▽
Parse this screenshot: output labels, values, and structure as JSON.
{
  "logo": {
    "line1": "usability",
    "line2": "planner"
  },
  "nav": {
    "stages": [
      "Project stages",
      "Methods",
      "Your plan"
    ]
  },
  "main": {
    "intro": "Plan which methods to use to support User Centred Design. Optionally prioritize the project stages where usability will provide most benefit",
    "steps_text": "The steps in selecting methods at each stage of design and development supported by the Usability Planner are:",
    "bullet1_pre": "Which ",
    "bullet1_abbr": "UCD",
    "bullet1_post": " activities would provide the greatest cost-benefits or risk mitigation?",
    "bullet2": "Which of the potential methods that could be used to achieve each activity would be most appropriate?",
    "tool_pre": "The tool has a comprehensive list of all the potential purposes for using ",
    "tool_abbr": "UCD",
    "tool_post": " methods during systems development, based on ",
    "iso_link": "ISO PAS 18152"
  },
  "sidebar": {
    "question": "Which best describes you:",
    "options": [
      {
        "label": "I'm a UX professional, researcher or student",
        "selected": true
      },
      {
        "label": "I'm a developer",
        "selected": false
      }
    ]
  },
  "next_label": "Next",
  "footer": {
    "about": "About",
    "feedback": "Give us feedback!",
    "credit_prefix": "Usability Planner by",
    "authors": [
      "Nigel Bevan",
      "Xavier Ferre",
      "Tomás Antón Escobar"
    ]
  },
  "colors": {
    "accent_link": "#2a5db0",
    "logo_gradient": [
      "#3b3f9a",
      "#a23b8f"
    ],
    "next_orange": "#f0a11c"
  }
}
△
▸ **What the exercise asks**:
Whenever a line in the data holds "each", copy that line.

▸ **Worked solution**:
    "steps_text": "The steps in selecting methods at each stage of design and development supported by the Usability Planner are:",
    "bullet2": "Which of the potential methods that could be used to achieve each activity would be most appropriate?",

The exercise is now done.